◆ **RECORDS SHOWN**
○ ○ ○
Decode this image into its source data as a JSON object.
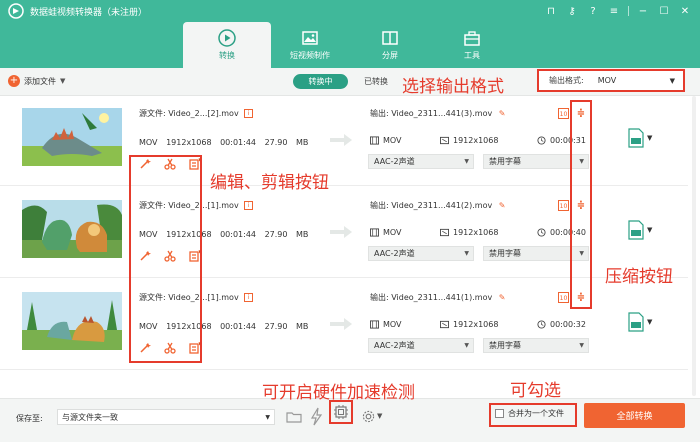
{
  "app": {
    "title": "数据蛙视频转换器（未注册）"
  },
  "nav": {
    "tabs": [
      {
        "label": "转换",
        "icon": "convert-icon"
      },
      {
        "label": "短视频制作",
        "icon": "image-icon"
      },
      {
        "label": "分屏",
        "icon": "split-screen-icon"
      },
      {
        "label": "工具",
        "icon": "toolbox-icon"
      }
    ],
    "active_tab": "转换"
  },
  "toolbar": {
    "add_file": "添加文件",
    "converting": "转换中",
    "converted": "已转换",
    "output_format_label": "输出格式:",
    "output_format_value": "MOV"
  },
  "files": [
    {
      "source_label": "源文件:",
      "source_name": "Video_2...[2].mov",
      "format": "MOV",
      "resolution": "1912x1068",
      "duration": "00:01:44",
      "size": "27.90 MB",
      "output_label": "输出:",
      "output_name": "Video_2311...441(3).mov",
      "out_format": "MOV",
      "out_resolution": "1912x1068",
      "out_duration": "00:00:31",
      "audio": "AAC-2声道",
      "subtitle": "禁用字幕"
    },
    {
      "source_label": "源文件:",
      "source_name": "Video_2...[1].mov",
      "format": "MOV",
      "resolution": "1912x1068",
      "duration": "00:01:44",
      "size": "27.90 MB",
      "output_label": "输出:",
      "output_name": "Video_2311...441(2).mov",
      "out_format": "MOV",
      "out_resolution": "1912x1068",
      "out_duration": "00:00:40",
      "audio": "AAC-2声道",
      "subtitle": "禁用字幕"
    },
    {
      "source_label": "源文件:",
      "source_name": "Video_2...[1].mov",
      "format": "MOV",
      "resolution": "1912x1068",
      "duration": "00:01:44",
      "size": "27.90 MB",
      "output_label": "输出:",
      "output_name": "Video_2311...441(1).mov",
      "out_format": "MOV",
      "out_resolution": "1912x1068",
      "out_duration": "00:00:32",
      "audio": "AAC-2声道",
      "subtitle": "禁用字幕"
    }
  ],
  "bottom": {
    "save_to_label": "保存至:",
    "save_to_value": "与源文件夹一致",
    "merge_label": "合并为一个文件",
    "convert_all": "全部转换"
  },
  "annotations": {
    "select_format": "选择输出格式",
    "edit_cut": "编辑、剪辑按钮",
    "compress": "压缩按钮",
    "hw_accel": "可开启硬件加速检测",
    "checkable": "可勾选"
  },
  "colors": {
    "brand_green": "#40b89a",
    "accent_orange": "#f06432",
    "annotation_red": "#e53b2c"
  }
}
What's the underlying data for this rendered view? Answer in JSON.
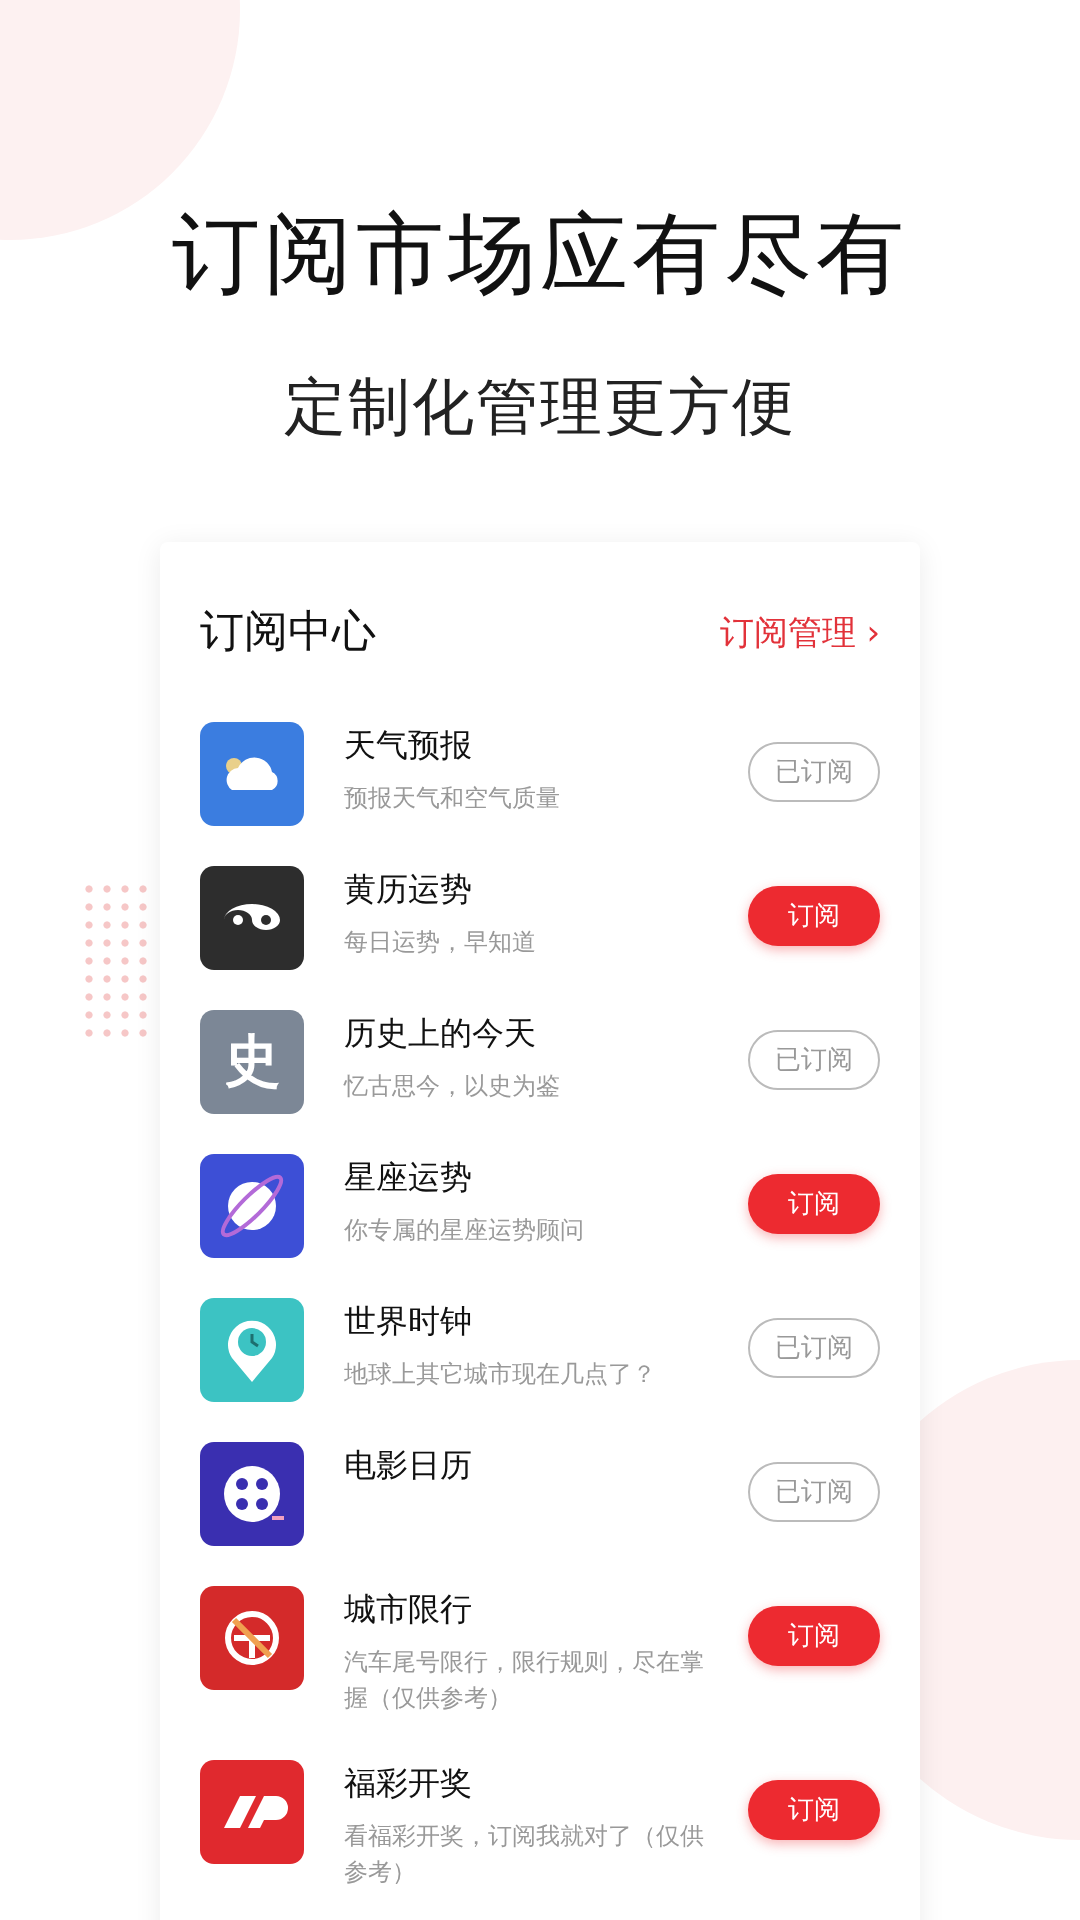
{
  "headline": "订阅市场应有尽有",
  "subheadline": "定制化管理更方便",
  "card": {
    "title": "订阅中心",
    "manage_link": "订阅管理 ›",
    "items": [
      {
        "kind": "weather",
        "title": "天气预报",
        "desc": "预报天气和空气质量",
        "subscribed": true,
        "button": "已订阅"
      },
      {
        "kind": "yinyang",
        "title": "黄历运势",
        "desc": "每日运势，早知道",
        "subscribed": false,
        "button": "订阅"
      },
      {
        "kind": "glyph",
        "icon_text": "史",
        "title": "历史上的今天",
        "desc": "忆古思今，以史为鉴",
        "subscribed": true,
        "button": "已订阅"
      },
      {
        "kind": "planet",
        "title": "星座运势",
        "desc": "你专属的星座运势顾问",
        "subscribed": false,
        "button": "订阅"
      },
      {
        "kind": "clock",
        "title": "世界时钟",
        "desc": "地球上其它城市现在几点了？",
        "subscribed": true,
        "button": "已订阅"
      },
      {
        "kind": "film",
        "title": "电影日历",
        "subscribed": true,
        "button": "已订阅"
      },
      {
        "kind": "noentry",
        "title": "城市限行",
        "desc": "汽车尾号限行，限行规则，尽在掌握（仅供参考）",
        "subscribed": false,
        "button": "订阅"
      },
      {
        "kind": "lottery",
        "title": "福彩开奖",
        "desc": "看福彩开奖，订阅我就对了（仅供参考）",
        "subscribed": false,
        "button": "订阅"
      }
    ]
  }
}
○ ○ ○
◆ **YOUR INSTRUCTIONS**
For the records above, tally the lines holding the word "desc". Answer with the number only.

◆ **REPLY TO THE EXERCISE**
7